• [WHAT YOU NEED TO DO]:
Apart from the images, reproduce all of the data word for word.

SUPPLIED INFORMATION Start Marker

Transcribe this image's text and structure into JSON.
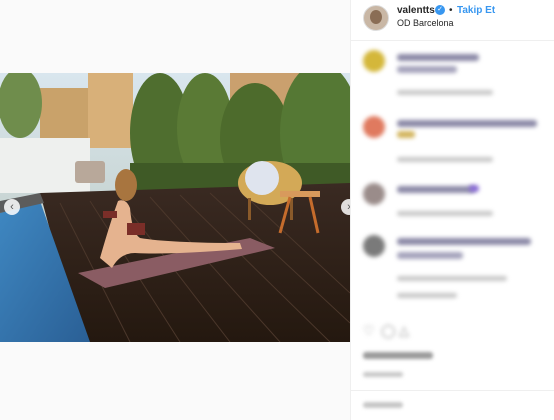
{
  "post": {
    "username": "valentts",
    "verified_glyph": "✓",
    "separator": "•",
    "follow_label": "Takip Et",
    "location": "OD Barcelona"
  },
  "media": {
    "alt": "woman doing yoga stretch on rooftop terrace beside pool",
    "prev_arrow": "‹",
    "next_arrow": "›"
  },
  "icons": {
    "like": "heart-icon",
    "comment": "comment-icon",
    "share": "share-icon"
  },
  "colors": {
    "accent": "#3897f0",
    "text": "#262626",
    "muted": "#8e8e8e",
    "border": "#efefef"
  }
}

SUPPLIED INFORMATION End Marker

• [EXERCISE OUTPUT]:
Transcribe this image's text and structure into JSON.
{
  "post": {
    "username": "valentts",
    "verified_glyph": "✓",
    "separator": "•",
    "follow_label": "Takip Et",
    "location": "OD Barcelona"
  },
  "media": {
    "alt": "woman doing yoga stretch on rooftop terrace beside pool",
    "prev_arrow": "‹",
    "next_arrow": "›"
  },
  "icons": {
    "like": "heart-icon",
    "comment": "comment-icon",
    "share": "share-icon"
  },
  "colors": {
    "accent": "#3897f0",
    "text": "#262626",
    "muted": "#8e8e8e",
    "border": "#efefef"
  }
}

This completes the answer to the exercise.